This letter was written by Samuel G. Murphy of Co. G, 71st Pennsylvania Infantry. Not much is known of Samuel except that his wife, Julia, filed a “widow’s Pension” after his death in 1891 from someplace in New York State. Samuel addressed the letter to his “brother and sister”—the envelope directed to “Mrs. William Murphy” in New York City—but I have not been able to find any genealogical records to connect the correspondents.
The 71st Pennsylvania was raised in the Philadelphia area by Oregon Senator Edward Baker, a good friend of Abraham Lincoln’s. It was originally called the 1st California Brigade in deference to Baker’s wishes—he being the regiment’s first Colonel—and consisted of 15 companies instead of the standard 10. After Colonel Baker was killed in the Battle of Ball’s Bluff [see header image] on 21 October 1861, the regiment was renamed the 71st Pennsylvania and it was brigaded with three other regiments to become the Philadelphia Brigade.
According to the Daily National Republican of 28 October 1861, Samuel was among the wounded at the Battle of Ball’s Bluff. We only know his wound was to his “leg.” Clearly the wound not disabling, however, as he was with his regiment on the Peninsular Campaign the following summer when he wrote this letter in June from Fair Oak Station, Virginia. The company roster reveals that Samuel was also wounded at ‘The Angle” at Gettysburg on 3 July 1863. This wound must have been more serious and caused him to leave the regiment for he was not present when they mustered out of the service.
[Note: This letter is from the private collection of Jim Doncaster and is published by express consent.]
Camp at Fair Oak Station near Richmond, Va.
Sunday, June 15th 1862

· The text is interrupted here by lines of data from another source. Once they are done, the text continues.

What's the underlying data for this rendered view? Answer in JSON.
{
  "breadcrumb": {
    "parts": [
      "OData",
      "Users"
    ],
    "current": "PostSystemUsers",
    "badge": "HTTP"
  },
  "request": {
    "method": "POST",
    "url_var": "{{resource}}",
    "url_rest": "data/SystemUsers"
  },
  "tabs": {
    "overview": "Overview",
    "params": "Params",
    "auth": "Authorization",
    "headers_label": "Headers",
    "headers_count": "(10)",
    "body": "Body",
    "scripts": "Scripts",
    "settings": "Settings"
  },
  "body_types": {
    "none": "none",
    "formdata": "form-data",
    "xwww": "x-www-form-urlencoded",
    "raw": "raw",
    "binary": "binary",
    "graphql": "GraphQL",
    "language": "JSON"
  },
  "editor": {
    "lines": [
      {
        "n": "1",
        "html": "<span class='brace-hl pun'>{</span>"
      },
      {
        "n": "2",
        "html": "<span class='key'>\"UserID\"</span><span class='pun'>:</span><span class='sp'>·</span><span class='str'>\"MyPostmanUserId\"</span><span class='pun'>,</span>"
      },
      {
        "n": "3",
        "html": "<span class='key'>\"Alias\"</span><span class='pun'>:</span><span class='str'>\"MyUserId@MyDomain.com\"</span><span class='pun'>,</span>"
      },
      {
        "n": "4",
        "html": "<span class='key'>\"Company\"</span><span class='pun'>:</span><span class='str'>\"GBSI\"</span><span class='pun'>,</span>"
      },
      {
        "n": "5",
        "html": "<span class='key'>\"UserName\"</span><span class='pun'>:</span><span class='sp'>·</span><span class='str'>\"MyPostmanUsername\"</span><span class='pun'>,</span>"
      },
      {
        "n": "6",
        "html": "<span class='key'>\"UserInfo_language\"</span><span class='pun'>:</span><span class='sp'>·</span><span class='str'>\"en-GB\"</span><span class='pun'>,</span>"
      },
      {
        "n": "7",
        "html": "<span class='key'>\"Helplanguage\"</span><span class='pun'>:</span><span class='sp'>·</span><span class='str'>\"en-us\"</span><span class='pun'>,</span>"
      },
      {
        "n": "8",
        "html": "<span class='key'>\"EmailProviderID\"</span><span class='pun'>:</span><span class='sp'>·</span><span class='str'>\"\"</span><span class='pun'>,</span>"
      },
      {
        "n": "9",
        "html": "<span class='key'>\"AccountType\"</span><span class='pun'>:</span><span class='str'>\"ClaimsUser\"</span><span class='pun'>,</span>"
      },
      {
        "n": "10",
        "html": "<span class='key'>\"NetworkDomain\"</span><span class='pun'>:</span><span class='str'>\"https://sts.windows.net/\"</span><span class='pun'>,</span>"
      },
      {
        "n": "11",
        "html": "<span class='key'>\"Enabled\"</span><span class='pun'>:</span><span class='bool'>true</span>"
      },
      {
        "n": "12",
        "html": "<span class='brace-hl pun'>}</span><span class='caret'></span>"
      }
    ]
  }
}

Dear Brother & Sister,
I again sit down to write you these few lines hoping they will find you all in the enjoyment of good health as this leaves us both in good health at present. Thank God for all His kind mercies to us.
Dear sister, I received the 2nd
Northern Whig newsletter this morning. I have sent you two letters before with 5 dollars in each one which I hope you have received before this. I also send you 5 more in this making 15 dollars in all. And of course you know what to do with it. Put it to the other for me.
There was a Flag of Truce came in here on Friday for the trunk & some money for the Lieutenant-Colonel [William Lovering Curry] of the 106th Pennsylvania Regiment in our Brigade. He was Field Officer of the Day on Tuesday last [9 June 1862] and at night, he was going round to see how the pickets were posted after the disturbance and got outside of our lines for they run like a horse shoe or a half moon, and it is very easy to get [a]stray at night and [he] was taken prisoner and a request that they would stop picket firing if we would do the same. That has always been our principle.
Company A & us—Co. G—went on yesterday, Saturday. [Co.] A went on the daytime and we went on at night. The one is on post; the other the reserve. After we had been out about 2 hours, a few of the Rebels commenced firing a few shots in front of us to find out our position. We shot one of them with a ball & buckshot. You ought to hear him holler. Seven of them made for to get his body but a few shots soon scattered them. I guess he died soon afterwards. We were relieved this morning at 8 o’clock. We were in about 2 hours when they made a break on our pickets and the 81st Pennsylvania on the left of ours. There was 2 men wounded in Company I of our regiment. One had 4 balls go through him and the other had 2. I guess they will both recover. The 81st had 1 captain killed & 4 privates wounded but everything is quiet again.
Monday morning. Everything is quiet today for so far. I have little more to say at present. Give my regards to all enquiring friends—Lady friends in particular.
I now conclude with my love to you all. No more at present but remain your loving brother. Address as usual. Write soon, S. G. M.